Many, who in defense of illegal immigrants, cite verses such as Deuteronomy 10:18, which says, “He executes justice for the orphan and the widow, and shows His love for the alien by giving him food and clothing.”
No other country on the planet gives as much welfare assistance to other countries or those who cross into their borders. Even illegal aliens have immediate access to some forms of assistance the moment they arrive. No other country does that.
Yet while we are mandated to be kind to foreigners, the Bible never elevates them above the citizens of the nation in which they lived. Furthermore, it required that foreigners adopt the practices and laws of the land in order to “take part like one born in the land.”
Exodus 12:48, 49—A foreigner residing among you who wants to celebrate the Lord’s Passover must have all the males in his household circumcised; then he may take part like one born in the land. No uncircumcised male may eat it.
The same law applies both to the native-born and to the foreigner residing among you.
Throughout the Bible, the Lord made a distinction between His chosen people and those who didn’t honor Him. (Ex 8:23, Ex 9:4).
It also reveals that those born in the land have greater protection than the immigrant who comes into the land: From a foreigner you may exact it, but your hand shall release whatever of yours is with your brother. (Dt 15:3)
We must realize that God doesn’t change.

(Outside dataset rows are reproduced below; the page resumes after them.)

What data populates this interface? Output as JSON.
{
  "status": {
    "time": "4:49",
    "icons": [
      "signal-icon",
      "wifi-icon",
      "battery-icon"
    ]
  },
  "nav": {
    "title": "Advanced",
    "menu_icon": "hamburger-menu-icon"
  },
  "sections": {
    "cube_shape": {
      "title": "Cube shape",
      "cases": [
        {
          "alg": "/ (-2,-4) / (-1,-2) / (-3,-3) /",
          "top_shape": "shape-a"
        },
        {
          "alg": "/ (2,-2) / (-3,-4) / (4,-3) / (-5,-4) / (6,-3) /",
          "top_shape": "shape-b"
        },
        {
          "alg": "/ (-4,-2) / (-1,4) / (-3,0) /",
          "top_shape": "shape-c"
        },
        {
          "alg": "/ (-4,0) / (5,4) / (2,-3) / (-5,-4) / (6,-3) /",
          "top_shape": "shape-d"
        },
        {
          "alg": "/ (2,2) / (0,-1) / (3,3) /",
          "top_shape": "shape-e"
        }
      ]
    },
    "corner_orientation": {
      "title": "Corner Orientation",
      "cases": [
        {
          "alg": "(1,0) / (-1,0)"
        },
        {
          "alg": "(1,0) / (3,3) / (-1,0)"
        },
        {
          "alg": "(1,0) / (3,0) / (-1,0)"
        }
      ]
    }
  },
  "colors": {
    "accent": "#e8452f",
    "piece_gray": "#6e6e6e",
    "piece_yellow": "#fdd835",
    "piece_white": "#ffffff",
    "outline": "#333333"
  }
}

He is a God of mercy just as much as He is a God of justice. We cannot proclaim one and ignore the other.
I believe the answer to the immigrant issue is found completely within the Bible if we will look at God’s heart. In essence, we are all “immigrants” into the Kingdom of God, but when we accept the Lord and choose His ways (and laws) through the sacrifice of His Son, then we become legal citizens.
That is called grace and requires repentance and acceptance of God’s ways.
Everyone who sins breaks the law; in fact, sin is lawlessness. (1 Jn 3:4)
Or do you show contempt for the riches of his kindness, forbearance and patience, not realizing that God’s kindness is intended to lead you to repentance? (Rom 2:4)
The Lord is not slow in keeping his promise, as some understand slowness. Instead he is patient with you, not wanting anyone to perish, but everyone to come to repentance. (2 Pt 3:9)
We enter God’s Kingdom in the one way He prescribes—through receiving the gift of salvation in Jesus Christ. Because of this, we receive His Kingdom and benefits. Those who refuse His Way will not inherit His Kingdom or benefits. What happened when Lucifer rebelled and would not follow the laws of Heaven? He was kicked out.
It is the model God set in place.
Let us stop offering unsanctified grace as we work to resolve this immigration issue. May we find the balance of being “kind” to foreigners, without forfeiting justice and kindness to the citizens of this land.
Karen Hardin is an intercessor, author, minister and literary agent. Her work has appeared in USA Today, World Net Daily, Crosswalk.com, Charisma, CBN.com, The Elijah List, etc. For additional information you can contact her at www.prioritypr.org or www.karenhardin.com.
Don’t miss our July First Friday Prayer Conference Call. Our special guest is Bill Wells, Mayor of El Cajon, California (not a sanctuary city.) His perspective on what the immigration crisis is doing to California is fascinating. Call (712)775-7430 (no code needed), or join us on Facebook LIVE or Zoom webcast at 1215 ET, Friday, July 5, 2019.
Share what you think about Christian perspectives on immigration. Leave a comment.